By December 2005, the business had less than £25,000 left, having made around £5,000. “I stopped drawing a salary,” says Mr Moross, who had also persuaded Stefan Magdalinski, chief technical of-ficer, to join and work for free.
Encouraged by existing backers Index Ventures and The Accelerator Group, the pair went to the Etech conference in San Diego the next March, financed by “my Visa and my family”. There they met Flickr and shortly afterwards secured the backing of Atlas Ventures, a London-based VC. Moo has now raised a total of £5.5m.
“Every company should go through that at some point,” says Mr Moross. “It’s an incredibly valuable experience. All the intellectual property in the business that was created then – the patents, trademarks, the same box mould and packaging design – we are still using now.”
Moo’s priority in 2009 is to move out of the geek niche and into the mainstream. Its cards are becoming popular with designers and architects. “Our next market is easily 10 times as big” as the dotcom crowd, says Mr Moross. Ap-pealing to them means taking many of the hallmarks of web 2.0 – such as drag and drop interfaces and Flickr integration – and making them easy for non-techies too.
The downturn is bringing new customers too, and not just in the number of cards containing the optimistic job title “consultant”.
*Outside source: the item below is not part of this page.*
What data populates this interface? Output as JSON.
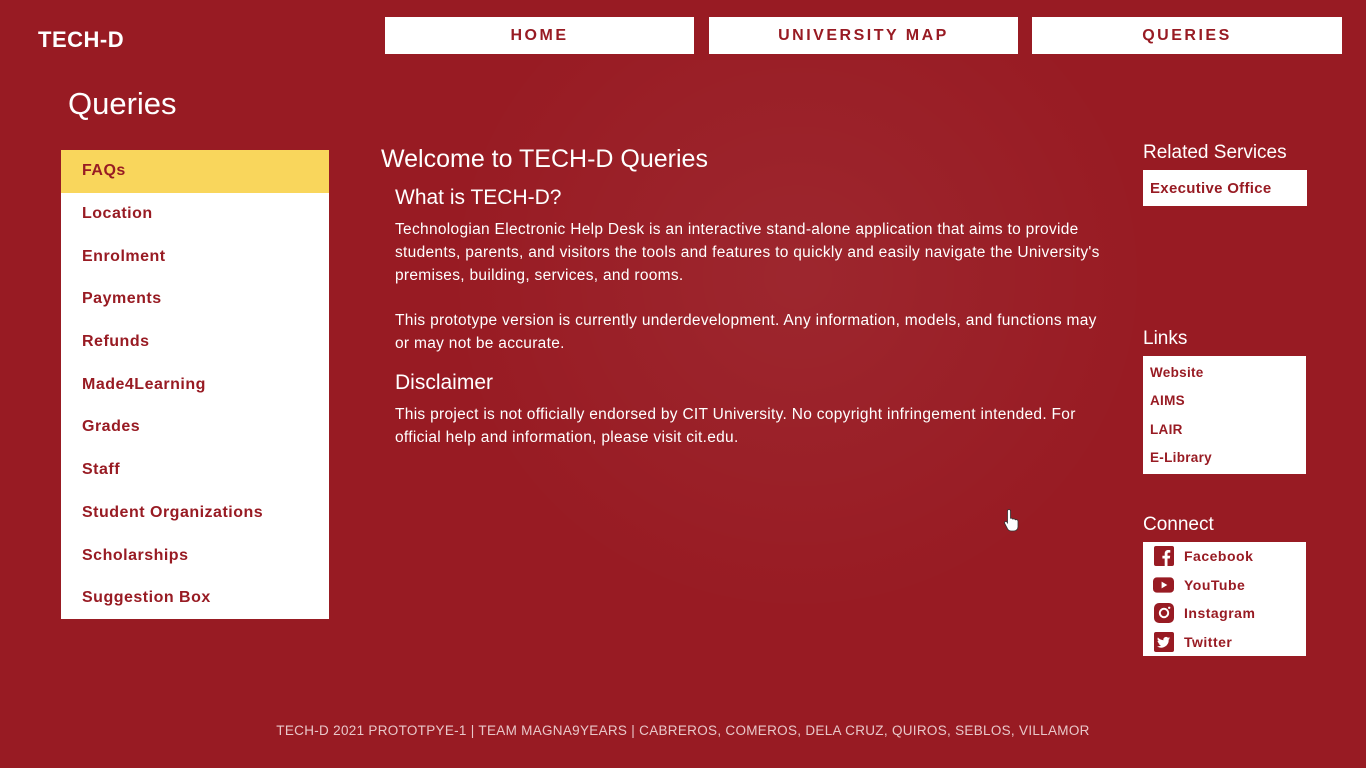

“We are seeing an extraordinary number of customers coming to us who have lost their jobs, turning their hobbies into businesses,” says Mr Moross. “For people trying to manage their costs and stand out in this market, they need to be remembered and make an impact.”
A working day: new ideas, tweets and cake from the Moo Crew
6am: Check sales figures and stats – half our customers are in the US, so plenty of activity overnight. Go for a run. 8am: Americano (two shots) and cereal at Moo Studios. Dip into RSS feeds: tech and business blogs, and news. Then inbox triage and critical quick tasks. 9.30am: Second coffee. Catch up with folks as they arrive. Once a week I send a CEO MoosLetterto the whole company. Noon: Check what customers are saying about Moo on Twitter, Technorati, Friend Feed and our customer services e-mails. 12.30pm: Once a week, all 35 of us have a meeting and team lunch catered by a local restaurant. 2pm: Discuss design of new packaging idea with colleagues. 3pm: iChat video conference call with US office to discuss progress. 3.30pm: Meet our chairman, Robin [Klein, of The Accelerator Group] to discuss upcoming board meeting, strategy, progress. 4.30pm: Eat some cake one of the Moo Crew has baked (this happens every week). Check RSS, Twitter. Then twitter what I’m listening to on Spotify; no replies. 5pm: CEO-led project work, then try to clear e-mail inbox. Check sales figures and stats before heading off – I’m out almost every evening at something work-related. 10pm: Taxi home, calls to friends and family. Check stats on iPhone. 10.30pm: Watch news with laptop open, and go to bed at 11.30pm.